By 'attack' do you mean anything dangerous, or just being a pest? If anything dangerous, I would think you need to bring in a handful of treats and then have a come to J meeting, and repeat until he learns better if you can do so safely. If it's something dangerous, that a whole different issue all together.
If it's the run of the mill searching and nosing, ignore him and wait until he stops and stands (yes, it may take a while), then, the moment he stops and stands (ie, all four hooves on the floor and not moving, and face not touching you or about to touch you, or if he offers/does it accidentally, when he turns his head away from you), click and treat (CT). As soon as you do that, he will get all excited again and try to get more treats like when you first started. That is expected- he doesn't know the game yet. Repeat the standing and ignoring until he settles down, then, the moment he's standing quietly, CT again.
Each time, he will most likely take slightly less time to settle down, and eventually the lightbulb will go on for the following 1) the click means I am about to get a treat and 2) I can only get her to make the click by standing here looking cute. Do these session in very short increments. Maybe four or five treats until he's got the concept that standing quietly equals treats. Don't start this when he's anxious right before a meal.
Once you've got that, you can get his breakfast ready, then go do some CT for treats, followed by feeding as normal. Once that is easy and he's standing well for the treats, let him see you bring his meal bucket over and again practice CT for treats. Once he can do that with his meal bucket sitting just outside the stall, just grab it and dump it in his bucket one time after clicking rather than giving him a treat.
The goal is to teach him he can "make" you give him treats/meals by standing quietly. It gives him a job and a way to get what he wants rather than being an anxious nutso about food. There was a darn good thread on CT here not too long ago, I'll see if I can find it.
It is not dangerous behavior exactly, but the potential is there for it to become dangerous pretty quick. I have been avoiding giving him treats unless they are placed in his food bucket. It kind of goes back to the whole subject of this thread, and me making my new goal just for him to respect my space even when I have food.
He will push, shove, and blindly try to force you to give him whatever you have in your hand. Obviously this goes back to his lack of respect for me and my personal space. We have a lot of come to Jesus meetings over this, but until he gets consistent with respect I am wary of bringing something like clicker training into the picture.
One of the unfortunate things about Whiskey is that he was taught (unintentionally I am sure) by his previous owner that it is REALLY easy to push past a person when they are trying to get you to do something you don't want to do. Like stand still, or stand in the cross ties, or not get a treat.

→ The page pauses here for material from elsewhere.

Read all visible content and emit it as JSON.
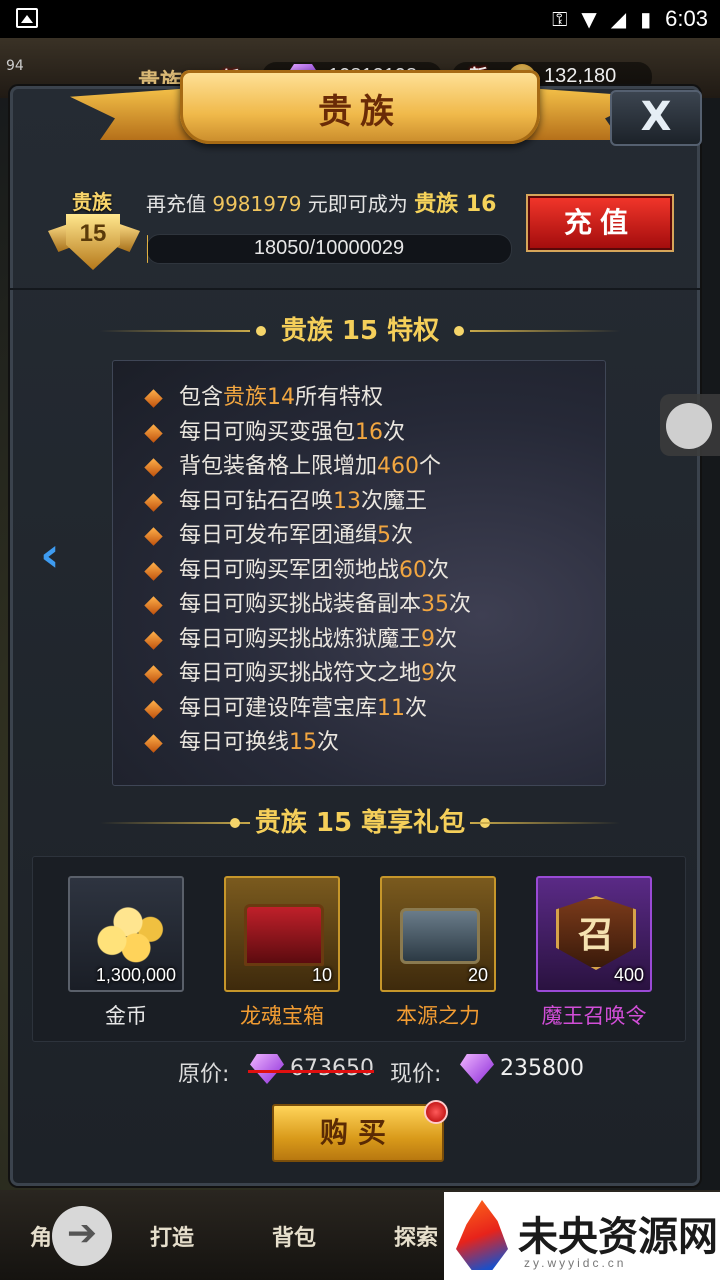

We have been working on this issue, and he is less pushy but he is still pushy at times. I am ashamed to say it but I get after him with my crop a lot. But its because I personally feel like a horse who knows he can shove me around is dangerous and 5'2 me isnt going to win a battle I start with him by myself.